GRAUBUNDEN, SWITZERLAND – The world must act quickly to avert a future in which autonomous robots with artificial intelligence roam the battlefields killing humans, scientists and arms experts warned at an elite gathering in the Swiss Alps.
Rules must be agreed to prevent the development of such weapons, they said at a January 19-23 meeting of billionaires, scientists and political leaders in the snow-covered ski resort of Davos.
Angela Kane, the German UN High Representative for Disarmament Affairs from 2012-2015, said the world had been slow to take pre-emptive measures to protect humanity from the lethal technology.
“It may be too late,” she told a debate in Davos.

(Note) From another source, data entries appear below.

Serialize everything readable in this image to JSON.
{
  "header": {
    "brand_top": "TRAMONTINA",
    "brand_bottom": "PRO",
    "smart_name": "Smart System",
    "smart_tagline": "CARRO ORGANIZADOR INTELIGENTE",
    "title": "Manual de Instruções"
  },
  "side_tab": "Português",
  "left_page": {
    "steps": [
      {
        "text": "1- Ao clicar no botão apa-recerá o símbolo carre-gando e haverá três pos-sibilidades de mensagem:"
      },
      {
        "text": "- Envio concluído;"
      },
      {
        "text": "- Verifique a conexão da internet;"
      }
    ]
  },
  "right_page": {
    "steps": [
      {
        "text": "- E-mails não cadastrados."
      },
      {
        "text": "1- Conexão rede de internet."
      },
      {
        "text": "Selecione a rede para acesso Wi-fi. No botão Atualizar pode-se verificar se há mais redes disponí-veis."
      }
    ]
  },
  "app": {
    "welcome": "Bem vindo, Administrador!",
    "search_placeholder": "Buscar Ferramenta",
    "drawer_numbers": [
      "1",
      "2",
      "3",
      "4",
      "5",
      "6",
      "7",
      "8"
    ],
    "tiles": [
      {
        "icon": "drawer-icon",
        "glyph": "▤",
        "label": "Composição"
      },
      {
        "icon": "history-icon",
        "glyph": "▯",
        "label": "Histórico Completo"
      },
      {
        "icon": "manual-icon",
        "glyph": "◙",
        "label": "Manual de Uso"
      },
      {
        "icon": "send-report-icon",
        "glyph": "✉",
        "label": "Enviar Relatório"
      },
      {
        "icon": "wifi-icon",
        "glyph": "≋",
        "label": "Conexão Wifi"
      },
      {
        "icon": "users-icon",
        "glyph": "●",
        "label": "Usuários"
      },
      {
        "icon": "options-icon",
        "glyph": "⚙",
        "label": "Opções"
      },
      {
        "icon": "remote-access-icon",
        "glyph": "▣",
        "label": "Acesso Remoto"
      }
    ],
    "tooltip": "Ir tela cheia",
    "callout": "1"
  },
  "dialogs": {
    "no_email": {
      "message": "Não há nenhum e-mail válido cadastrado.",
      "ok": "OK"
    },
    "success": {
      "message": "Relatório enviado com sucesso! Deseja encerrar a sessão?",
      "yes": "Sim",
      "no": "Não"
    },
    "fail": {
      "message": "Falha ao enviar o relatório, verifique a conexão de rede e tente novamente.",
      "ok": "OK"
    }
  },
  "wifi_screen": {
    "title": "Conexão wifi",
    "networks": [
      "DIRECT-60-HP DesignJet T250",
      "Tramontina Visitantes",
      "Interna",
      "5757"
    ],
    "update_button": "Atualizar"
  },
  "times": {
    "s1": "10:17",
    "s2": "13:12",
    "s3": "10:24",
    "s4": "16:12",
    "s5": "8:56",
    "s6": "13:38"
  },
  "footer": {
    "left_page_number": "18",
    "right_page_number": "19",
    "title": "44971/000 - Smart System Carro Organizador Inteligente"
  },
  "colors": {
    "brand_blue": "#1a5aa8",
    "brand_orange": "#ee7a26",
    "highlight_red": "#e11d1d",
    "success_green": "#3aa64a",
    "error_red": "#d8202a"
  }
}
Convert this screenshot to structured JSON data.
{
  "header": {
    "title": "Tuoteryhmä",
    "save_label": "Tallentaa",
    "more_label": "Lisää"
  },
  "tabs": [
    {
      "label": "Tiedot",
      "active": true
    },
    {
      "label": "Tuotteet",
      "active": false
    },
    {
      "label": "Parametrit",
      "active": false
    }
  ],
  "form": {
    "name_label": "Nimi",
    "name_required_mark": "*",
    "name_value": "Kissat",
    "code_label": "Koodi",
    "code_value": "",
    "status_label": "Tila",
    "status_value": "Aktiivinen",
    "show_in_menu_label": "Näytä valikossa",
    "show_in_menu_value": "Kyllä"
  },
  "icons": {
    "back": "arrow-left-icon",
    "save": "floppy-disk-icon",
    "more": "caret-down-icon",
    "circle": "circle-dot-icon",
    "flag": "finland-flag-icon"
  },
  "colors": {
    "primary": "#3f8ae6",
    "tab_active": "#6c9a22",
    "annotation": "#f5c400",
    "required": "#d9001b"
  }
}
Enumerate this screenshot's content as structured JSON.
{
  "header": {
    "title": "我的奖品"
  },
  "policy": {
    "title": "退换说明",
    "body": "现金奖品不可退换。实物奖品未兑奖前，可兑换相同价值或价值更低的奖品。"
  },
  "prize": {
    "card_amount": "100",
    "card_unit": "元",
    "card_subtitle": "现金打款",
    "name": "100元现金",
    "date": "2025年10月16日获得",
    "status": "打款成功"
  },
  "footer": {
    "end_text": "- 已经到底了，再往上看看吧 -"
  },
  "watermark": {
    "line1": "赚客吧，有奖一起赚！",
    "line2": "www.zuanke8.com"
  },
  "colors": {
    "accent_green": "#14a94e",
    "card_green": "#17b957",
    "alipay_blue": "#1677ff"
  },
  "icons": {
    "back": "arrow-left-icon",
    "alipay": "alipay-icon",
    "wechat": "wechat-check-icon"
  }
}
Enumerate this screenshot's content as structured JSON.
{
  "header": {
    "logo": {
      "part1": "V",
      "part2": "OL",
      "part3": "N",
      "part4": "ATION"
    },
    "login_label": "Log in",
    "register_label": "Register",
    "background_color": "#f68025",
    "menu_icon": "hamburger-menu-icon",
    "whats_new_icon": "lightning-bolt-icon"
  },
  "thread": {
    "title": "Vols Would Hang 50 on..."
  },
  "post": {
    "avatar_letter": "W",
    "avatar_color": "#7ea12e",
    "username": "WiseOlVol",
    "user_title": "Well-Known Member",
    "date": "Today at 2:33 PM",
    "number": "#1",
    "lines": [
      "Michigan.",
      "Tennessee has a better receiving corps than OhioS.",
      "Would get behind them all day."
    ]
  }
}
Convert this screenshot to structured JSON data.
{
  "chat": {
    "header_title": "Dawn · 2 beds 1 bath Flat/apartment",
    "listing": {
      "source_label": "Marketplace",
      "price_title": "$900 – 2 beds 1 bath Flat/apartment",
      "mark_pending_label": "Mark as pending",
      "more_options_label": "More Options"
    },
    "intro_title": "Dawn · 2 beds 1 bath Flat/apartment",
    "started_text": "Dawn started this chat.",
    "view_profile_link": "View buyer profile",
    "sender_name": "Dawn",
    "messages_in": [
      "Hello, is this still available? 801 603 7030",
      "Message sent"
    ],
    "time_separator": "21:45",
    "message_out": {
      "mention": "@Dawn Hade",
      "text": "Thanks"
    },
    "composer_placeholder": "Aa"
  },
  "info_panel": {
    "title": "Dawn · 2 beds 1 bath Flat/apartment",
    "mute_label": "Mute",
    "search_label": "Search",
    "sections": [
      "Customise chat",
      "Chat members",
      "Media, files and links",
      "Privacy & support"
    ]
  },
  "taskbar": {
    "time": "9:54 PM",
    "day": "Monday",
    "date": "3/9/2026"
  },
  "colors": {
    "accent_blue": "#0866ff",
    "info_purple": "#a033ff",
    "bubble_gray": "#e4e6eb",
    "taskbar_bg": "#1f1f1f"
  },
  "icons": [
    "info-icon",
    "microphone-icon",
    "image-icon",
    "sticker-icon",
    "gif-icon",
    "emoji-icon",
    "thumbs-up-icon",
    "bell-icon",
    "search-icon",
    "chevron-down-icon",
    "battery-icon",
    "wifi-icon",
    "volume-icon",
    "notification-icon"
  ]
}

“There are many countries and many representatives in the international community that really do not understand what is involved. This development is something that is limited to a certain number of advanced countries,” Kane said.
The deployment of autonomous weapons would represent a dangerous new era in warfare, scientists said.
“We are not talking about drones, where a human pilot is controlling the drone,” said Stuart Russell, professor of computer science at University of California, Berkeley.
“We are talking about autonomous weapons, which means that there is no one behind it. AI: artificial intelligence weapons,” he told a forum in Davos. “Very precisely, weapons that can locate and attack targets without human intervention.”
Russell said he did not foresee a day in which robots fight the wars for humans and at the end of the day one side says: “OK you won, so you can have all our women.”
However, some 1,000 science and technology chiefs including British physicist Stephen Hawking, said in an open letter last July that the development of weapons with a degree of autonomous decision-making capacity could be feasible within years, not decades.
They called for a ban on offensive autonomous weapons that are beyond meaningful human control, warning that the world risked sliding into an artificial intelligence arms race and raising alarm over the risks of such weapons falling into the hands of violent extremists.
“The question is can these machines follow the rules of war?” Russell said.
How, for an example, could an autonomous weapon differentiate between civilians, soldiers, resistance fighters and rebels? How could it know that it should not kill a pilot who has ejected from a plane and is parachuting to the ground?
“I am against robots for ethical reasons but I do not believe ethical arguments will win the day. I believe strategic arguments will win the day,” Russell said.
The United States had renounced biological weapons because of the risk that one day they could deployed by “almost anybody”, he said. “I hope this will happen with robots.”
Alan Winfield, professor of electronic engineering at the University of the West of England, warned that removing humans from battlefield decision-making would have grave consequences.
“It means that humans are deprived from moral responsibility,” Winfield said.
Moreover, the reaction of the robots may be hard to predict, he said: “When you put a robot in a chaotic environment, it behaves chaotically.”
Roger Carr, chairman of the British aerospace and defence group BAE, agreed.
“If you remove ethics and judgement and morality from human endeavour whether it is in peace or war, you will take humanity to another level which is beyond our comprehension,” Carr warned.
“You equally cannot put something into the field that, if it malfunctions, can be very destructive with no control mechanism from a human. That is why the umbilical link, man to machine, is not only to decide when to deploy the weapon but it is also the ability to stop the process. Both are equally important.”